The Supreme Court on Friday issued notice to the Centre and the University Grants Commission on a writ petition seeking to declare illegal the UGC Act provision to grant deemed university status to an educational institution.
In his petition, consumer activist Jitendra Narayan Singh said Section 3 of the University Grants Commission Act, 1956 conferred wide and unguided power on the executive to recognise an institution as a “deemed university,” and such action resulted in commercialisation of the system of granting degrees.
In recent years, the power had been exercised by the executive authority arbitrarily to confer the status on institutions which “have no standards to be recognised as universities. These institutions in turn indulge in conferring degrees by making a profit, Mr. Singh told a Bench comprising Chief Justice K.G. Balakrishnan and Justices V.S. Sirpurkar and Deepak Verma.
“The innocent student, after having invested time, money and effort, receives a piece of paper as a degree which has no value or substance. The students ultimately find themselves being robbed of the value for their money paid for services offered by such deemed universities.”
As establishment of universities was held to be a legislative act, institutes could not be conferred the deemed university status by the executive. Section 3 of the Act, which confers power on the Centre to notify deemed universities, amounted to delegation of the essential legislative function to the executive.

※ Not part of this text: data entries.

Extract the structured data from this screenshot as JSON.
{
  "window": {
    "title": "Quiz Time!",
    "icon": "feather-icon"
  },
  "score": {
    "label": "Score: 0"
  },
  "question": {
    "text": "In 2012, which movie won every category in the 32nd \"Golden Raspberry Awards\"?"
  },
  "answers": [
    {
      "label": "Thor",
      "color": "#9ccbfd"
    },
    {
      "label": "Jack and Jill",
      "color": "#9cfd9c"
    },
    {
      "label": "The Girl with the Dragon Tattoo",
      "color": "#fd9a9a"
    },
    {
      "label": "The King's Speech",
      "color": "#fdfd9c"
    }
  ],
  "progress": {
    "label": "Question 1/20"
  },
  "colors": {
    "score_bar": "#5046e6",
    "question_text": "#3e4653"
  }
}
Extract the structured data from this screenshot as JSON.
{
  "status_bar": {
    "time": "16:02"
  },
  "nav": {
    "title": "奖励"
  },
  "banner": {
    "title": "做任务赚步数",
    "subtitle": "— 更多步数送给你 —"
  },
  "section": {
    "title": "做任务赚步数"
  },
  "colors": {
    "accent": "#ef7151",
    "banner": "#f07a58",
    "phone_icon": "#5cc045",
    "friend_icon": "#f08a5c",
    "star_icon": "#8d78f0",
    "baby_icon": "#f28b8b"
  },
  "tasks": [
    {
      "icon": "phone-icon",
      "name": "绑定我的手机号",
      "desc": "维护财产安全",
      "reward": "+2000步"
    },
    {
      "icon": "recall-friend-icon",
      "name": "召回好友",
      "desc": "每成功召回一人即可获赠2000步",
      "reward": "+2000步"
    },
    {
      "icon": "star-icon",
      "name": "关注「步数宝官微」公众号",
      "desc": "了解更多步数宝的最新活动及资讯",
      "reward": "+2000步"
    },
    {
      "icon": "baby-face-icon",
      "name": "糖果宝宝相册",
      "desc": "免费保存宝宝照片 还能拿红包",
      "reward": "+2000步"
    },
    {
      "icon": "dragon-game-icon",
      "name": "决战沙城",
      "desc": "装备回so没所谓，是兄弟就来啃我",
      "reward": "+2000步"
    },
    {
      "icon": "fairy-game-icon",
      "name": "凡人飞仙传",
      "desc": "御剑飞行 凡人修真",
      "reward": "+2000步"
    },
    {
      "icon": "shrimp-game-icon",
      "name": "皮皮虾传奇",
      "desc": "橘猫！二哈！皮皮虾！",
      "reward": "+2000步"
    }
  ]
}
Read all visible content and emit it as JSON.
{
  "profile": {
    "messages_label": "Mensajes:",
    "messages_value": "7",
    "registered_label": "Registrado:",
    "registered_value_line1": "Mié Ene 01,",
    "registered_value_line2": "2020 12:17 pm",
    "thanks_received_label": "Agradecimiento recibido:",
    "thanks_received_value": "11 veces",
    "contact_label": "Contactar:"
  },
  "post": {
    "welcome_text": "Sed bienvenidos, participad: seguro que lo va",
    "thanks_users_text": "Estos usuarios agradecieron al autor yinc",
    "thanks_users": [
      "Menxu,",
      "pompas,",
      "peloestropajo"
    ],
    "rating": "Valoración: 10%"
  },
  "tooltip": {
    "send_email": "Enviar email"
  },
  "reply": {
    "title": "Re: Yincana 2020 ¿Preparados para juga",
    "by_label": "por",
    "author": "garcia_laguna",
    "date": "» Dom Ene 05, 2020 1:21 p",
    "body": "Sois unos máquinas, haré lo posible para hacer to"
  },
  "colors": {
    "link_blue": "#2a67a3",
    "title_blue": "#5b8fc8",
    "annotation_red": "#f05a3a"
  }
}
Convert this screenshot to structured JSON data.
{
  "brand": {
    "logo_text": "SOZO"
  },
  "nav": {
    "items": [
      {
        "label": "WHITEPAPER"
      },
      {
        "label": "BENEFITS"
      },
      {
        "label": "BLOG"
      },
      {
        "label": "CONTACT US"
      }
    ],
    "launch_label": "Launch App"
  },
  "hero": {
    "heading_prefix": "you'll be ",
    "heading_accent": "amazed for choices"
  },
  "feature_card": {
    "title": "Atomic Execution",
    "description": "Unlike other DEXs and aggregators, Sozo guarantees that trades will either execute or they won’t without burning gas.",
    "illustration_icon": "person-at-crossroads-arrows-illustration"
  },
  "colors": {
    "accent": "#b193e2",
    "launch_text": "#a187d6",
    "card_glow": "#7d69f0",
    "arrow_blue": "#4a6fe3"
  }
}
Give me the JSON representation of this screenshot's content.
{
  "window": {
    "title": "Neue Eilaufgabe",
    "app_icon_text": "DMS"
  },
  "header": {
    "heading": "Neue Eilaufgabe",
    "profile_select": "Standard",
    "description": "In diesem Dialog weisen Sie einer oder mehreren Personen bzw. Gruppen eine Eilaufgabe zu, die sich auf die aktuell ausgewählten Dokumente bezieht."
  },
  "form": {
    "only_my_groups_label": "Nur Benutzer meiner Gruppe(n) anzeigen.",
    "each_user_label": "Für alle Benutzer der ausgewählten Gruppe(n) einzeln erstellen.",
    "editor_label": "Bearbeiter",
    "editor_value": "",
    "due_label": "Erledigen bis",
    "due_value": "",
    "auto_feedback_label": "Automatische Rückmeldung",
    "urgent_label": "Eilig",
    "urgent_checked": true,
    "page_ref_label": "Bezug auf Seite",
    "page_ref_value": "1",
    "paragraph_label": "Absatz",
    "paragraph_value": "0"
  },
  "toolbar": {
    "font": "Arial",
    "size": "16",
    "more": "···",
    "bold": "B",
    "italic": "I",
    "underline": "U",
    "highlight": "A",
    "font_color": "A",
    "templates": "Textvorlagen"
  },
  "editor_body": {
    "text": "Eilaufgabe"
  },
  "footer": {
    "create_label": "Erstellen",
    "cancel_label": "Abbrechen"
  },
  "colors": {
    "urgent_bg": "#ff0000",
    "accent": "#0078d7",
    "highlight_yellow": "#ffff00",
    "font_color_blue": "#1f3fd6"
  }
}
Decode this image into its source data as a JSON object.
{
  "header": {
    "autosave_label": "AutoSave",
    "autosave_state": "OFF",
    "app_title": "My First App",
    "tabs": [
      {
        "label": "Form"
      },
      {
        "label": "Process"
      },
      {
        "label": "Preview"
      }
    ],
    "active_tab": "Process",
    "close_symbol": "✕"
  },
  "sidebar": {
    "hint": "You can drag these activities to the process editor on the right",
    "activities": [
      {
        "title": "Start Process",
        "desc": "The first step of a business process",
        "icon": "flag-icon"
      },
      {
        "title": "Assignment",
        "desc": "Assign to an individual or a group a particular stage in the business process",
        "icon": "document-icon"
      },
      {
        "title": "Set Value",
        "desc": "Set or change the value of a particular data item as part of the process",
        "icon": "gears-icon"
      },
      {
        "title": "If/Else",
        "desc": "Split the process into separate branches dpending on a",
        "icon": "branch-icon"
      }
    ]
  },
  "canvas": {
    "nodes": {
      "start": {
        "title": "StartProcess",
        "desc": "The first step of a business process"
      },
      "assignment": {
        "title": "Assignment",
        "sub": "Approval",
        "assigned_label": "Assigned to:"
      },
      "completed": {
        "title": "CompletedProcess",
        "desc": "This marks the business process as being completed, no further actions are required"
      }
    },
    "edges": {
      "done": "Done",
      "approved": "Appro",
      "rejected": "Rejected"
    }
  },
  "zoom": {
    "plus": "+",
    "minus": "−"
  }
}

This rendered Section 3 ultra the Constitution, the petition said.